Learn it fast with expert-taught software and skills training at lynda.com. See what you can learn

By Mike Rankin | Thursday, April 05, 2012

InDesign FX: Creating cast shadows

When it comes to judging graphic effects, sometimes I think shadows have an unfairly bad reputation. Sure, the quick and dirty, default InDesign drop shadow is almost always ineffective, sloppy, and easily spotted. It’s too big, too dark, and always protrudes equally from the bottom and right sides of an object. Pick up any magazine, and I bet you’ll find five of them within a minute. But beware, once you start noticing them, it’s impossible to stop.

When you take the time to think about what shadows really look like, and then apply that knowledge to your effects, your shadows can enhance your work in a way that no other effect can. Shadows can add dramatic depth or subtle realism. Plus, for my money, they’re the fastest and easiest effect to use. When a deadline looms and you need to enhance a design as quickly as possible, a well-placed shadow is your best bet.

One of the biggest obstacles to making great shadows in InDesign is the seeming lack of cast shadow controls. InDesign makes two kinds of shadows: drop shadows and inner shadows—and that’s it. There’s seems to be no way to make a shadow that doesn’t match the original size and shape of the object. Or is there?

Sure there is! You just have to think outside the (shadow) box. Up in the Control panel, you have tools for scaling and shearing objects. These kind of controls are perfect for creating cast shadows, you just need to make an object that looks like a shadow first. To do this, you employ a simple blend mode trick that involves filling an object (or text) with the [Paper] swatch and setting it to the Multiply blend mode. This makes the fill of the object disappear, but you can still apply a visible drop-shadow to this invisible object.

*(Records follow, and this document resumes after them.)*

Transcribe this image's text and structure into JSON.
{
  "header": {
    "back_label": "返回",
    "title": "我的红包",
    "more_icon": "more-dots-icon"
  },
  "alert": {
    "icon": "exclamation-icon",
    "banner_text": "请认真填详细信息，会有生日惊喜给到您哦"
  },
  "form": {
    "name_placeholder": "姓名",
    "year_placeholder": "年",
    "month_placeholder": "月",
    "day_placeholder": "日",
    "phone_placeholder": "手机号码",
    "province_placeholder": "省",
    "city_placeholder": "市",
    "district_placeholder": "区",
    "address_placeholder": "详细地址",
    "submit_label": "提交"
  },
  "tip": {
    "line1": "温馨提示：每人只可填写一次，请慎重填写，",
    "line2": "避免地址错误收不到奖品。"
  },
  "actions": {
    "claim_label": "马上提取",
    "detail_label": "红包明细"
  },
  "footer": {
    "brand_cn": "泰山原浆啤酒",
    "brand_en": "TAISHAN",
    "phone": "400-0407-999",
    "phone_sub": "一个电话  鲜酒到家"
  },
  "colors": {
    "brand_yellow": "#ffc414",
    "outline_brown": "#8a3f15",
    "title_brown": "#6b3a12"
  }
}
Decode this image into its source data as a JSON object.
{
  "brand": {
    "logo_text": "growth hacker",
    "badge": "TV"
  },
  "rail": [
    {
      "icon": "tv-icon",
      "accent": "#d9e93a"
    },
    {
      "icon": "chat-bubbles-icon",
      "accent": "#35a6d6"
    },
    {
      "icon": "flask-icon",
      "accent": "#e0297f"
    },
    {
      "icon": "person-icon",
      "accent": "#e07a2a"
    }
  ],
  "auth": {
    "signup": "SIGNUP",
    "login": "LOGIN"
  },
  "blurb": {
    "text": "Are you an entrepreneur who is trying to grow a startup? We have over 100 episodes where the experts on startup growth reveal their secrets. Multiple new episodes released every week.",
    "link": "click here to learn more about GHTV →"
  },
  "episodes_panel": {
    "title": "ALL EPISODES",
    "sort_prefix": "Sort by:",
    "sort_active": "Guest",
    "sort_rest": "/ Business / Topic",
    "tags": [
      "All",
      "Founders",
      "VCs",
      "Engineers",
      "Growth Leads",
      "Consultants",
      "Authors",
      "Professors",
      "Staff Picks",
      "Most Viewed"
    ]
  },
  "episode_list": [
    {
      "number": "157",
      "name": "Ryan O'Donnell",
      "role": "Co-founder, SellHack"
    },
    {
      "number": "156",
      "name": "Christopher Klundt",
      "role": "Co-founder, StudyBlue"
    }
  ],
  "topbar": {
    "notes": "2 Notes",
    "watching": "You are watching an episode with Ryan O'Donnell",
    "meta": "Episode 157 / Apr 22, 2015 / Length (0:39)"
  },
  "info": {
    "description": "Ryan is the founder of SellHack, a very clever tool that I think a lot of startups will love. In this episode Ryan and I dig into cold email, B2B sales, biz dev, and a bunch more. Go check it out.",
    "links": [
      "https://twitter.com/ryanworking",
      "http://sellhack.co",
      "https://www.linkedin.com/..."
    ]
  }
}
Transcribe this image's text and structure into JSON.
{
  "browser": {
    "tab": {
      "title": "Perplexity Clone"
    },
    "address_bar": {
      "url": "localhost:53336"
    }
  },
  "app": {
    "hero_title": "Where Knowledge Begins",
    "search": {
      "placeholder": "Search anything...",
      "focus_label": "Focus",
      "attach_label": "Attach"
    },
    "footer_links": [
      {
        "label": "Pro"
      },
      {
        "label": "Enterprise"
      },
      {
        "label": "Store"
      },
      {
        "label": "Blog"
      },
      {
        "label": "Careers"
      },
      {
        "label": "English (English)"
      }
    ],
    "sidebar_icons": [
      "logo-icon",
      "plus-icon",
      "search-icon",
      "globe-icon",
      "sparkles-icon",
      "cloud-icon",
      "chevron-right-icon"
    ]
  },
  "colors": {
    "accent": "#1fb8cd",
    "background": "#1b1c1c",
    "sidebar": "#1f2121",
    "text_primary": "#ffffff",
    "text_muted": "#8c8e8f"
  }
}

InDesign cast shadown example.

That drop shadow’s connection to its invisible-object owner will also allow it to mimic any scaling and skewing you apply to the invisible object. Add a little gradient feather to add some realism and voila! A cast shadow that you can position and tweak to your heart’s delight.

InDesign cast shadow with slant

Put it behind a copy of the original object and you have the cast shadow effect.

inDesign cast shadow finished

For lynda.com members, I also have another new video this week in the online training library called Exploring Outer Glow Settings. In that video I show the basics of Outer Glow, as well as some of the more advanced techniques you can use. As an example, here’s a sample of an eerie alien effect you can create by combining two outer glows.

InDesign alien effect created with outer glow effects Another advanced trick is to combine outer glow with bevel and emboss in a way that makes the glow actually color the embossing. Usually you can only add color to the shadows and highlights in embossing, not the entire thing. In this instance, the glow yields softer edges than you could get with a simple stroke.

Combining outerglow effects with emboss in InDesign

See you here again in two weeks with another InDesign effect!

Interested in more? • The complete InDesign FX course • All InDesign courses on lynda.com • All courses by Mike Rankin on lynda.com

Learn it from the experts.

With online video courses at lynda.com, you can reach your goals faster. Learn software, improve your skills, and get an inside look at how the professionals work.

See what you can learn


Share this article:

Tags: , ,

Get the latest news

  •   New course releases
  •   Pro tips and tricks
  •   News and updates
  
New releases submit clicked

You can change your email preferences at any time. We will never sell your email. More info

Featured articles

A lynda.com membership includes:

Unlimited access to thousands of courses in our library
Certificates of completion
New courses added every week (almost every day!)
Course history to track your progress
Downloadable practice files
Playlists and bookmarks to organize your learning
Become a member

Thanks for signing up.

We’ll send you a confirmation email shortly.


Sign up and receive emails about lynda.com and our online training library:

Here’s our privacy policy with more details about how we handle your information.

Keep up with news, tips, and latest courses with emails from lynda.com.

Sign up and receive emails about lynda.com and our online training library:

Here’s our privacy policy with more details about how we handle your information.

   
submit Lightbox submit clicked
Terms and conditions of use

We've updated our terms and conditions (now called terms of service).Go
Review and accept our updated terms of service.